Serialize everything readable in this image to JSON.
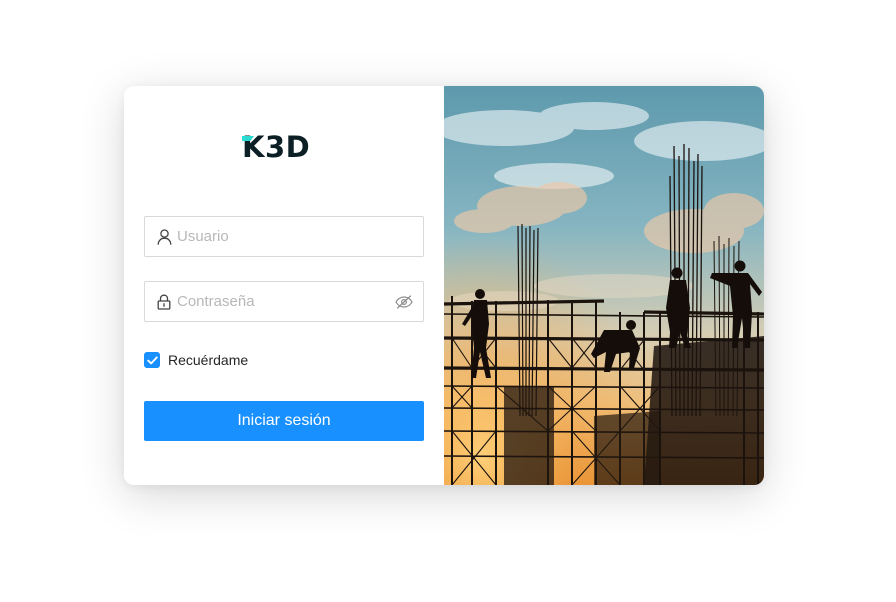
{
  "logo": {
    "text": "K3D"
  },
  "form": {
    "username": {
      "placeholder": "Usuario",
      "value": ""
    },
    "password": {
      "placeholder": "Contraseña",
      "value": ""
    },
    "remember": {
      "label": "Recuérdame",
      "checked": true
    },
    "submit_label": "Iniciar sesión"
  },
  "icons": {
    "username_prefix": "user-icon",
    "password_prefix": "lock-icon",
    "password_toggle": "eye-invisible-icon",
    "checkbox_mark": "check-icon"
  },
  "colors": {
    "primary": "#1890ff",
    "logo_text": "#0b1f24",
    "logo_accent": "#26e0d8",
    "border": "#d9d9d9",
    "placeholder": "#b8b8b8"
  },
  "illustration": {
    "subject": "construction-workers-silhouette-on-scaffolding"
  }
}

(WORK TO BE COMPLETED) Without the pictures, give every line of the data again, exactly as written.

(EXPECTED OUTPUT)
Serialize everything readable in this image to JSON.
{
  "logo": {
    "text": "K3D"
  },
  "form": {
    "username": {
      "placeholder": "Usuario",
      "value": ""
    },
    "password": {
      "placeholder": "Contraseña",
      "value": ""
    },
    "remember": {
      "label": "Recuérdame",
      "checked": true
    },
    "submit_label": "Iniciar sesión"
  },
  "icons": {
    "username_prefix": "user-icon",
    "password_prefix": "lock-icon",
    "password_toggle": "eye-invisible-icon",
    "checkbox_mark": "check-icon"
  },
  "colors": {
    "primary": "#1890ff",
    "logo_text": "#0b1f24",
    "logo_accent": "#26e0d8",
    "border": "#d9d9d9",
    "placeholder": "#b8b8b8"
  },
  "illustration": {
    "subject": "construction-workers-silhouette-on-scaffolding"
  }
}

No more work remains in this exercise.